John le Carré, Best-Selling Author of Cold War Thrillers, Is Dead at 89
LONDON — John le Carré, whose exquisitely nuanced, intricately plotted Cold War thrillers elevated the spy novel to high art by presenting both Western and Soviet spies as morally compromised cogs in a rotten system full of treachery, betrayal and personal tragedy, died on Saturday in Cornwall, England. He was 89.
Before Mr. le Carré published his bestselling 1963 novel “The Spy Who Came in From the Cold,” which Graham Greene called “the best spy story I have ever read,” the fictional model for the modern British spy was Ian Fleming’s James Bond — suave, urbane, devoted to queen and country. With his impeccable talent for getting out of trouble while getting women into bed, Bond fed the myth of spying as a glamorous, exciting romp.

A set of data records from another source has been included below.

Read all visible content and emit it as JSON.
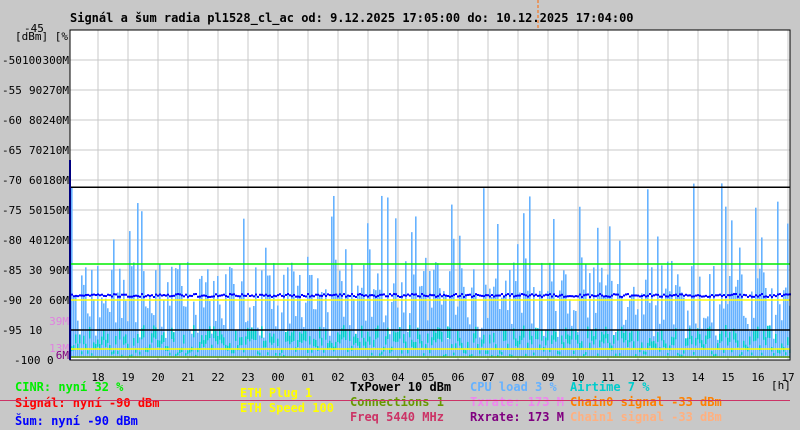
{
  "chart_data": {
    "type": "bar",
    "title": "Signál a šum radia pl1528_cl_ac od: 9.12.2025 17:05:00 do: 10.12.2025 17:04:00",
    "ylabel": "[dBm] [%]",
    "xlabel": "[h]",
    "ylim_dbm": [
      -100,
      -45
    ],
    "y_ticks_dbm": [
      "-45",
      "-50",
      "-55",
      "-60",
      "-65",
      "-70",
      "-75",
      "-80",
      "-85",
      "-90",
      "-95",
      "-100"
    ],
    "y_ticks_pct": [
      "100",
      "90",
      "80",
      "70",
      "60",
      "50",
      "40",
      "30",
      "20",
      "10",
      "0"
    ],
    "y_ticks_rate": [
      "300M",
      "270M",
      "240M",
      "210M",
      "180M",
      "150M",
      "120M",
      "90M",
      "60M"
    ],
    "rate_markers": [
      {
        "label": "39M",
        "color": "#e080e0"
      },
      {
        "label": "13M",
        "color": "#e080e0"
      },
      {
        "label": "6M",
        "color": "#800080"
      }
    ],
    "x_ticks": [
      "18",
      "19",
      "20",
      "21",
      "22",
      "23",
      "00",
      "01",
      "02",
      "03",
      "04",
      "05",
      "06",
      "07",
      "08",
      "09",
      "10",
      "11",
      "12",
      "13",
      "14",
      "15",
      "16",
      "17"
    ],
    "grid": true,
    "series": [
      {
        "name": "CINR",
        "color": "#00ff00",
        "typical_pct": 32
      },
      {
        "name": "Signál",
        "color": "#ff0000",
        "typical_dbm": -90
      },
      {
        "name": "Šum",
        "color": "#0000ff",
        "typical_dbm": -90
      },
      {
        "name": "CPU load",
        "color": "#66b2ff",
        "typical_pct": 3
      },
      {
        "name": "Airtime",
        "color": "#00cccc",
        "typical_pct": 7
      },
      {
        "name": "Rxrate",
        "color": "#800080",
        "typical_mbit": 173
      },
      {
        "name": "Txrate",
        "color": "#e080e0",
        "typical_mbit": 173
      }
    ]
  },
  "legend": {
    "cinr": "CINR: nyní 32 %",
    "signal": "Signál: nyní -90 dBm",
    "noise": "Šum: nyní -90 dBm",
    "eth_plug": "ETH Plug 1",
    "eth_speed": "ETH Speed 100",
    "txpower": "TxPower 10 dBm",
    "connections": "Connections 1",
    "freq": "Freq 5440 MHz",
    "cpu": "CPU load 3 %",
    "txrate": "Txrate: 173 M",
    "rxrate": "Rxrate: 173 M",
    "airtime": "Airtime 7 %",
    "chain0": "Chain0 signal -33 dBm",
    "chain1": "Chain1 signal -33 dBm"
  },
  "colors": {
    "cinr": "#00ee00",
    "signal": "#ff0000",
    "noise": "#0000ff",
    "eth": "#ffff00",
    "txpower": "#000000",
    "connections": "#669900",
    "freq": "#cc3366",
    "cpu": "#66b2ff",
    "txrate": "#ee88ee",
    "rxrate": "#800080",
    "airtime": "#00cccc",
    "chain0": "#ff8000",
    "chain1": "#ffb080"
  }
}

Mr. Le Carré — the pen name of David Cornwell — upended that notion with books that portrayed British intelligence operations as cesspools of ambiguity in which right and wrong are too close to call and in which it is rarely obvious whether the ends, even if the ends are clear, justify the means.